(DATA PROVIDED)

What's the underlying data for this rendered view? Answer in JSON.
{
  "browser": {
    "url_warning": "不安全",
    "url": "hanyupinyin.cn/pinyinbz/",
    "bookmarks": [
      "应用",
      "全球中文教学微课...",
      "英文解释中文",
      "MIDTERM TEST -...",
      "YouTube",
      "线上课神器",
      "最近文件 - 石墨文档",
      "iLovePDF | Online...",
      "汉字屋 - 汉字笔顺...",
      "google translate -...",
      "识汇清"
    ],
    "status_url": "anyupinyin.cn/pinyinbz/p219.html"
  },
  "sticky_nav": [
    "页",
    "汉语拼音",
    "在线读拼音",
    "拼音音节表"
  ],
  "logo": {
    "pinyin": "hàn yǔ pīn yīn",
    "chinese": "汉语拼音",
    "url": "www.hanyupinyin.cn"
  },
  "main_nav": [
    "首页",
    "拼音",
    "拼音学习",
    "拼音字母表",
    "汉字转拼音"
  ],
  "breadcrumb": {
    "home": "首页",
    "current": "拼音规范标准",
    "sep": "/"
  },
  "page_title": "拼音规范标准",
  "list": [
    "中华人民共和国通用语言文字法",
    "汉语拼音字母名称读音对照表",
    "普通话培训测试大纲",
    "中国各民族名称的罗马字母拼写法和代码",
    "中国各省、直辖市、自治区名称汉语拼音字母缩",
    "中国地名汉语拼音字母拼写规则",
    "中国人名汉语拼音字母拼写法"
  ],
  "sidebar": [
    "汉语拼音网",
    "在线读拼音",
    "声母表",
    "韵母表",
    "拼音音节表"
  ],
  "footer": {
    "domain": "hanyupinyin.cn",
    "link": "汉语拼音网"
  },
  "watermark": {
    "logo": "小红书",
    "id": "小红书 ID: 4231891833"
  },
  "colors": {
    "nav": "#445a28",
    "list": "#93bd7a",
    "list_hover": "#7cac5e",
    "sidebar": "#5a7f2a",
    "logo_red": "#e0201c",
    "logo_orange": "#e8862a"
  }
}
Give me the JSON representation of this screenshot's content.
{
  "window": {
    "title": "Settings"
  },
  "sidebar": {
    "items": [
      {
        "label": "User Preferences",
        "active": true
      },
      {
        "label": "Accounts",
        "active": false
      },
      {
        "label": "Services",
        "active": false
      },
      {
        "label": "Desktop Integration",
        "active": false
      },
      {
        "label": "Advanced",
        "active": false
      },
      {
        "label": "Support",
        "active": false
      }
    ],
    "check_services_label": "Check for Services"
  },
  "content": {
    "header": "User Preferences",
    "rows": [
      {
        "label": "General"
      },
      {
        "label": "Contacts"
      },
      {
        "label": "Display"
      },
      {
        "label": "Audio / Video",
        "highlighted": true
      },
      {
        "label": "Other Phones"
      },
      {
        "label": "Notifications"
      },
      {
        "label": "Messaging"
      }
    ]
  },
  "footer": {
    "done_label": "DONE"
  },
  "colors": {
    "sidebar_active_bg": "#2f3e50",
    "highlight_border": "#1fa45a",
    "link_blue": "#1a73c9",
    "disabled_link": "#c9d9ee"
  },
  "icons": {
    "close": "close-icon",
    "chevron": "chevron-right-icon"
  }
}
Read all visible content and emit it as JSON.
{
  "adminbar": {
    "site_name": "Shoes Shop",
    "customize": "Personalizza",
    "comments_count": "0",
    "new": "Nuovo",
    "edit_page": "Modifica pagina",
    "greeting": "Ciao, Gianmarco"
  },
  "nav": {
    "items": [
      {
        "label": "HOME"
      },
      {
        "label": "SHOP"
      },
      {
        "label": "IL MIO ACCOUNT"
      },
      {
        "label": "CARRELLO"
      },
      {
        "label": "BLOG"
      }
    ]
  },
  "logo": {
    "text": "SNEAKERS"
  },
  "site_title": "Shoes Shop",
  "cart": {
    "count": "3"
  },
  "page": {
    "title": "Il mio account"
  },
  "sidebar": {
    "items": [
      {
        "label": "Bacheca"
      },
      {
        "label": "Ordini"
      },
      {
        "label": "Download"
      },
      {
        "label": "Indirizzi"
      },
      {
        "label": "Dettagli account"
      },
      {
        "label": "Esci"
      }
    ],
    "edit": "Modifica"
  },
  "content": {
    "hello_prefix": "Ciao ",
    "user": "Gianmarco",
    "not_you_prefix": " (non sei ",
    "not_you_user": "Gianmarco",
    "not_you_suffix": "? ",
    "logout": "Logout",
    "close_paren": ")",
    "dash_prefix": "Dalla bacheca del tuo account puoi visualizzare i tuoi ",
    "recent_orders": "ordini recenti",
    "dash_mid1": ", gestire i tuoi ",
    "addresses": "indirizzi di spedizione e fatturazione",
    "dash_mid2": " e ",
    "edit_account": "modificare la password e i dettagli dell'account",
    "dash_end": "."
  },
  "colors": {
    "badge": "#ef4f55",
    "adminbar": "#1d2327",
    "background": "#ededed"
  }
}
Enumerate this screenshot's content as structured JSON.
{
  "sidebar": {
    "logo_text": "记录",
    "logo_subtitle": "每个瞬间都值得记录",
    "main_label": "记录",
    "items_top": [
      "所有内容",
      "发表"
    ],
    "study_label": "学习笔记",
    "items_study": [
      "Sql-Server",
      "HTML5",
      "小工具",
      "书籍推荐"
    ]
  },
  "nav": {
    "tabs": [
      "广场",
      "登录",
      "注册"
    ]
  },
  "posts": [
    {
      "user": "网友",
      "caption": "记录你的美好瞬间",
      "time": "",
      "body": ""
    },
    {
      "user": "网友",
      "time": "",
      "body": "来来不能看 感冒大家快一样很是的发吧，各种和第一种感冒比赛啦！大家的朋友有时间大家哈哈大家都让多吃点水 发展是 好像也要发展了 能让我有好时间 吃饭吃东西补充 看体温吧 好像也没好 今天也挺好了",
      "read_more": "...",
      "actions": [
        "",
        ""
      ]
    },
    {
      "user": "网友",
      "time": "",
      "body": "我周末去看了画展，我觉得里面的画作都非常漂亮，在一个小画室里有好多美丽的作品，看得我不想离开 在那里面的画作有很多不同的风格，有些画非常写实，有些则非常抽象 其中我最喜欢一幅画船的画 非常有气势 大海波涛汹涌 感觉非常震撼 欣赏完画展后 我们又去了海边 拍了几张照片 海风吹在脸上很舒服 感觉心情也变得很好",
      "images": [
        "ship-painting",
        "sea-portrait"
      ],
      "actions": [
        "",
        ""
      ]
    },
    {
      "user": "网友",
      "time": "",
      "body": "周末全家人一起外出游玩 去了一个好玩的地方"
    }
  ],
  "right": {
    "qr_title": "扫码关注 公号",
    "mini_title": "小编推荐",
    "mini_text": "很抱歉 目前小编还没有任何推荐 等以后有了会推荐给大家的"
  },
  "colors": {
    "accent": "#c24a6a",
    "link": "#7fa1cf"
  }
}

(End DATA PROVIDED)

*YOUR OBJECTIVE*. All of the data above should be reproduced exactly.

*TASK OUTPUT*.
What's the underlying data for this rendered view? Answer in JSON.
{
  "browser": {
    "url_warning": "不安全",
    "url": "hanyupinyin.cn/pinyinbz/",
    "bookmarks": [
      "应用",
      "全球中文教学微课...",
      "英文解释中文",
      "MIDTERM TEST -...",
      "YouTube",
      "线上课神器",
      "最近文件 - 石墨文档",
      "iLovePDF | Online...",
      "汉字屋 - 汉字笔顺...",
      "google translate -...",
      "识汇清"
    ],
    "status_url": "anyupinyin.cn/pinyinbz/p219.html"
  },
  "sticky_nav": [
    "页",
    "汉语拼音",
    "在线读拼音",
    "拼音音节表"
  ],
  "logo": {
    "pinyin": "hàn yǔ pīn yīn",
    "chinese": "汉语拼音",
    "url": "www.hanyupinyin.cn"
  },
  "main_nav": [
    "首页",
    "拼音",
    "拼音学习",
    "拼音字母表",
    "汉字转拼音"
  ],
  "breadcrumb": {
    "home": "首页",
    "current": "拼音规范标准",
    "sep": "/"
  },
  "page_title": "拼音规范标准",
  "list": [
    "中华人民共和国通用语言文字法",
    "汉语拼音字母名称读音对照表",
    "普通话培训测试大纲",
    "中国各民族名称的罗马字母拼写法和代码",
    "中国各省、直辖市、自治区名称汉语拼音字母缩",
    "中国地名汉语拼音字母拼写规则",
    "中国人名汉语拼音字母拼写法"
  ],
  "sidebar": [
    "汉语拼音网",
    "在线读拼音",
    "声母表",
    "韵母表",
    "拼音音节表"
  ],
  "footer": {
    "domain": "hanyupinyin.cn",
    "link": "汉语拼音网"
  },
  "watermark": {
    "logo": "小红书",
    "id": "小红书 ID: 4231891833"
  },
  "colors": {
    "nav": "#445a28",
    "list": "#93bd7a",
    "list_hover": "#7cac5e",
    "sidebar": "#5a7f2a",
    "logo_red": "#e0201c",
    "logo_orange": "#e8862a"
  }
}
Give me the JSON representation of this screenshot's content.
{
  "window": {
    "title": "Settings"
  },
  "sidebar": {
    "items": [
      {
        "label": "User Preferences",
        "active": true
      },
      {
        "label": "Accounts",
        "active": false
      },
      {
        "label": "Services",
        "active": false
      },
      {
        "label": "Desktop Integration",
        "active": false
      },
      {
        "label": "Advanced",
        "active": false
      },
      {
        "label": "Support",
        "active": false
      }
    ],
    "check_services_label": "Check for Services"
  },
  "content": {
    "header": "User Preferences",
    "rows": [
      {
        "label": "General"
      },
      {
        "label": "Contacts"
      },
      {
        "label": "Display"
      },
      {
        "label": "Audio / Video",
        "highlighted": true
      },
      {
        "label": "Other Phones"
      },
      {
        "label": "Notifications"
      },
      {
        "label": "Messaging"
      }
    ]
  },
  "footer": {
    "done_label": "DONE"
  },
  "colors": {
    "sidebar_active_bg": "#2f3e50",
    "highlight_border": "#1fa45a",
    "link_blue": "#1a73c9",
    "disabled_link": "#c9d9ee"
  },
  "icons": {
    "close": "close-icon",
    "chevron": "chevron-right-icon"
  }
}
Read all visible content and emit it as JSON.
{
  "adminbar": {
    "site_name": "Shoes Shop",
    "customize": "Personalizza",
    "comments_count": "0",
    "new": "Nuovo",
    "edit_page": "Modifica pagina",
    "greeting": "Ciao, Gianmarco"
  },
  "nav": {
    "items": [
      {
        "label": "HOME"
      },
      {
        "label": "SHOP"
      },
      {
        "label": "IL MIO ACCOUNT"
      },
      {
        "label": "CARRELLO"
      },
      {
        "label": "BLOG"
      }
    ]
  },
  "logo": {
    "text": "SNEAKERS"
  },
  "site_title": "Shoes Shop",
  "cart": {
    "count": "3"
  },
  "page": {
    "title": "Il mio account"
  },
  "sidebar": {
    "items": [
      {
        "label": "Bacheca"
      },
      {
        "label": "Ordini"
      },
      {
        "label": "Download"
      },
      {
        "label": "Indirizzi"
      },
      {
        "label": "Dettagli account"
      },
      {
        "label": "Esci"
      }
    ],
    "edit": "Modifica"
  },
  "content": {
    "hello_prefix": "Ciao ",
    "user": "Gianmarco",
    "not_you_prefix": " (non sei ",
    "not_you_user": "Gianmarco",
    "not_you_suffix": "? ",
    "logout": "Logout",
    "close_paren": ")",
    "dash_prefix": "Dalla bacheca del tuo account puoi visualizzare i tuoi ",
    "recent_orders": "ordini recenti",
    "dash_mid1": ", gestire i tuoi ",
    "addresses": "indirizzi di spedizione e fatturazione",
    "dash_mid2": " e ",
    "edit_account": "modificare la password e i dettagli dell'account",
    "dash_end": "."
  },
  "colors": {
    "badge": "#ef4f55",
    "adminbar": "#1d2327",
    "background": "#ededed"
  }
}
Enumerate this screenshot's content as structured JSON.
{
  "sidebar": {
    "logo_text": "记录",
    "logo_subtitle": "每个瞬间都值得记录",
    "main_label": "记录",
    "items_top": [
      "所有内容",
      "发表"
    ],
    "study_label": "学习笔记",
    "items_study": [
      "Sql-Server",
      "HTML5",
      "小工具",
      "书籍推荐"
    ]
  },
  "nav": {
    "tabs": [
      "广场",
      "登录",
      "注册"
    ]
  },
  "posts": [
    {
      "user": "网友",
      "caption": "记录你的美好瞬间",
      "time": "",
      "body": ""
    },
    {
      "user": "网友",
      "time": "",
      "body": "来来不能看 感冒大家快一样很是的发吧，各种和第一种感冒比赛啦！大家的朋友有时间大家哈哈大家都让多吃点水 发展是 好像也要发展了 能让我有好时间 吃饭吃东西补充 看体温吧 好像也没好 今天也挺好了",
      "read_more": "...",
      "actions": [
        "",
        ""
      ]
    },
    {
      "user": "网友",
      "time": "",
      "body": "我周末去看了画展，我觉得里面的画作都非常漂亮，在一个小画室里有好多美丽的作品，看得我不想离开 在那里面的画作有很多不同的风格，有些画非常写实，有些则非常抽象 其中我最喜欢一幅画船的画 非常有气势 大海波涛汹涌 感觉非常震撼 欣赏完画展后 我们又去了海边 拍了几张照片 海风吹在脸上很舒服 感觉心情也变得很好",
      "images": [
        "ship-painting",
        "sea-portrait"
      ],
      "actions": [
        "",
        ""
      ]
    },
    {
      "user": "网友",
      "time": "",
      "body": "周末全家人一起外出游玩 去了一个好玩的地方"
    }
  ],
  "right": {
    "qr_title": "扫码关注 公号",
    "mini_title": "小编推荐",
    "mini_text": "很抱歉 目前小编还没有任何推荐 等以后有了会推荐给大家的"
  },
  "colors": {
    "accent": "#c24a6a",
    "link": "#7fa1cf"
  }
}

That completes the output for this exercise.